Exercise aim » Go line by line through the entries below and copy those containing the string "disable".

Supplied material section start

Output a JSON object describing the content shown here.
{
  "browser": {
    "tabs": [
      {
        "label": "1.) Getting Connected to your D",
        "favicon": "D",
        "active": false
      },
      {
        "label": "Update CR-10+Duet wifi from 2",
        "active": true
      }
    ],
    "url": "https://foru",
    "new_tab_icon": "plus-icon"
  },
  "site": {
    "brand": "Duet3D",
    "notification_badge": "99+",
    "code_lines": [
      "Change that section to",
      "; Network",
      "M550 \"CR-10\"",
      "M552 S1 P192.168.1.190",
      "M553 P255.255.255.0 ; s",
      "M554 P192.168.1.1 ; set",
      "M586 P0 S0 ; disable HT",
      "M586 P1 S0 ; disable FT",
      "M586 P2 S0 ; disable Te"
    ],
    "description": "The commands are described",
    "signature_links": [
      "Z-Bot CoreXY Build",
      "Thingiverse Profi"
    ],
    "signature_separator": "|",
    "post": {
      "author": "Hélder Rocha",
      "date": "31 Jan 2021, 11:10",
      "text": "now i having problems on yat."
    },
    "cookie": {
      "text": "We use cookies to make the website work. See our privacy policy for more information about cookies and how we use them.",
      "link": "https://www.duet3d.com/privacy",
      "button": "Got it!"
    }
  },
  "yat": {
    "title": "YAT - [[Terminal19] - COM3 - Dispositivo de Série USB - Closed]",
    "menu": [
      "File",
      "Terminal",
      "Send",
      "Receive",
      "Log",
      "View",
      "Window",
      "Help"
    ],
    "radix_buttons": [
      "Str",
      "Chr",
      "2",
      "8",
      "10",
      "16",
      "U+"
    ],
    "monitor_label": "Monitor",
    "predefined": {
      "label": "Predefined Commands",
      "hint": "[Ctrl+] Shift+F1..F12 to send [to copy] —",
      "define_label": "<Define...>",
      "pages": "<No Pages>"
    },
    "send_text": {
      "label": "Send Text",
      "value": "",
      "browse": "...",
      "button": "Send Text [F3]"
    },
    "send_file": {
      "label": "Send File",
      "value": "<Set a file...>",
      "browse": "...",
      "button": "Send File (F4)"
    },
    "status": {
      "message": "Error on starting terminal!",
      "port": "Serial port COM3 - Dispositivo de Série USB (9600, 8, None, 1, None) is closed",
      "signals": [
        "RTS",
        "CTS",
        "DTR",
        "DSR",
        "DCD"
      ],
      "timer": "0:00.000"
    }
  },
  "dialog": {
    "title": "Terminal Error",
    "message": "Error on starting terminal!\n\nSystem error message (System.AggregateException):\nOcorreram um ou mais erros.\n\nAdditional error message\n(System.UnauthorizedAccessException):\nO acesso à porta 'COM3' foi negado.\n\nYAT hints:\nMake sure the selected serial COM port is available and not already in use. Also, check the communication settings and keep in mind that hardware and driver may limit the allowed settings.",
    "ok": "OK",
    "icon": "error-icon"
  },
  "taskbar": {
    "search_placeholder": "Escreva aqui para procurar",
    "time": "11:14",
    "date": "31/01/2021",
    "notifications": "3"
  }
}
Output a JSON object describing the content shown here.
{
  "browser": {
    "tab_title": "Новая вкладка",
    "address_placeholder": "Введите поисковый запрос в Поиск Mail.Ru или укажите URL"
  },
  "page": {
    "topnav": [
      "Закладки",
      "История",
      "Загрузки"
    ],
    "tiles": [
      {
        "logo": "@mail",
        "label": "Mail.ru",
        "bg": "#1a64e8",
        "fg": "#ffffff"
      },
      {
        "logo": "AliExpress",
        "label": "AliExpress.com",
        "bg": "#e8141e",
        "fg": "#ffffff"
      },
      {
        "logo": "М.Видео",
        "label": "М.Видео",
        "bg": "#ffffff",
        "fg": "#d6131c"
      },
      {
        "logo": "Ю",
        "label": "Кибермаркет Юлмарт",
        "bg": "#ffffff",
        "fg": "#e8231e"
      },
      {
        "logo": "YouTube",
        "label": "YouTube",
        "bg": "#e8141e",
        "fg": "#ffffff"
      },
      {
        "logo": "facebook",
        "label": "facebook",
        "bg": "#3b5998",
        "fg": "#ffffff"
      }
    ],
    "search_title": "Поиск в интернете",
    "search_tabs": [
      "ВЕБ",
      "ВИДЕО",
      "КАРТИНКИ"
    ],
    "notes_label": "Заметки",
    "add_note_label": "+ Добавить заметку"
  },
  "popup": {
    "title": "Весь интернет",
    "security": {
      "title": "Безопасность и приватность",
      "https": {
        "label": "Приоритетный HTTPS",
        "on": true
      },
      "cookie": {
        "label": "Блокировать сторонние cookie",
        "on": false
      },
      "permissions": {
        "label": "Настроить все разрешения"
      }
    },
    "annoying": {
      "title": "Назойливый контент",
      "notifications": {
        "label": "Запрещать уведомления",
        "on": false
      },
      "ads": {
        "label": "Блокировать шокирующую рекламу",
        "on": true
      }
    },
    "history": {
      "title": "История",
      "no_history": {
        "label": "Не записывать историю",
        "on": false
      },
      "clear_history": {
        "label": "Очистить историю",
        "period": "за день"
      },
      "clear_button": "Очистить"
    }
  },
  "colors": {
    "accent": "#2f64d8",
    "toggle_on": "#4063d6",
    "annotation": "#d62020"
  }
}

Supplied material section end

Result of this task »
      "M586 P0 S0 ; disable HT",
      "M586 P1 S0 ; disable FT",
      "M586 P2 S0 ; disable Te"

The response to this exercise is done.